Reuters Article Asks An Ugly Question [5:51 pm]
Those songs you bought online from Apple play just fine, of course, so long you do so on the company’s iTunes digital jukebox software, on an iPod, burn a CD (you can only burn the same “playlist,” or collection of songs, seven times), or stream them wirelessly to your stereo using another Apple gizmo.
But Apple’s FairPlay digital rights management, or DRM, software prevents you from listening to those purchased songs on a music player from Dell Inc., Creative, Sony, or others. The same thing goes for songs you’ve imported to your computer from CDs you already own. [Ed note: well, we know that's not quite accurate!]
[...] To be sure, Apple rivals have their own DRM technology to protect against piracy, such as Sony Corp. and Microsoft Corp., but none have been as successful so far as Apple. The Cupertino, California-based company has a 70-percent market share in the United States for digital music players, and higher than that for music purchased online.

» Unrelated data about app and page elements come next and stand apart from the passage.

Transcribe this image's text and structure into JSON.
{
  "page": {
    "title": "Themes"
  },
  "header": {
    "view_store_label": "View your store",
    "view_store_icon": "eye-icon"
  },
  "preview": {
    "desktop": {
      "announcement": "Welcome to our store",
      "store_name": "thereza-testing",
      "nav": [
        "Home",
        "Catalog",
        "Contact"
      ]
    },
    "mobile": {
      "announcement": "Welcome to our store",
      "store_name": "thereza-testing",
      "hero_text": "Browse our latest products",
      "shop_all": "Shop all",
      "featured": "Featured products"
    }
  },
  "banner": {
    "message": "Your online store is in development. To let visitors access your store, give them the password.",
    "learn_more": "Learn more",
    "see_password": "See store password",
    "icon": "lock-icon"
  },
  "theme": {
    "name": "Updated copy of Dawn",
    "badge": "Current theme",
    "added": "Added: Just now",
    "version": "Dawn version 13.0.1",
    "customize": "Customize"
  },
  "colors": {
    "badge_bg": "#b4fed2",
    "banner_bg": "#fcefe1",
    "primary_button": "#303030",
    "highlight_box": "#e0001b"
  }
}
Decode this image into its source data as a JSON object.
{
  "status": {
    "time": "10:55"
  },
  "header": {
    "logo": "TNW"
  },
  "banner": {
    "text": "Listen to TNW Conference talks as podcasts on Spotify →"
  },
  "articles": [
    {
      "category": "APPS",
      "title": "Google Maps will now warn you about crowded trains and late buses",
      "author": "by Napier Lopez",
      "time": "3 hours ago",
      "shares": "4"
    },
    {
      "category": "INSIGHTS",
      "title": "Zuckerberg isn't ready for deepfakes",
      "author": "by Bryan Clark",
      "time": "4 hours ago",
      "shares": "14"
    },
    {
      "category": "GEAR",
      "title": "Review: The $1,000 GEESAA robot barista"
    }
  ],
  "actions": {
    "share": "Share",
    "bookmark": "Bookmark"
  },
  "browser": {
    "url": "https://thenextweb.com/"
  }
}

Beyond just having songs you bought from iTunes “trapped” on the iPod and in iTunes, it’s also not a snap to move songs from an iPod - whether you bought them or initially pulled them off a CD - back up to a computer. While it’s possible to do so, Apple doesn’t make it easy, right off the bat, because it’s trying to discourage piracy.
“They do it to lock you in,” Enderle said, noting an example of if you spent $500 on buying songs from iTunes. “You now have a $500 switching cost to pull out of iTunes.”
[...] “The average consumer hasn’t run into the restrictions” that the likes of Apple, Microsoft and Sony have placed on online music purchases, McGuire said. “Certainly there’s some interest in Apple wanting people to return to the iTunes store but these restrictions are really due to the rights holders and the labels.”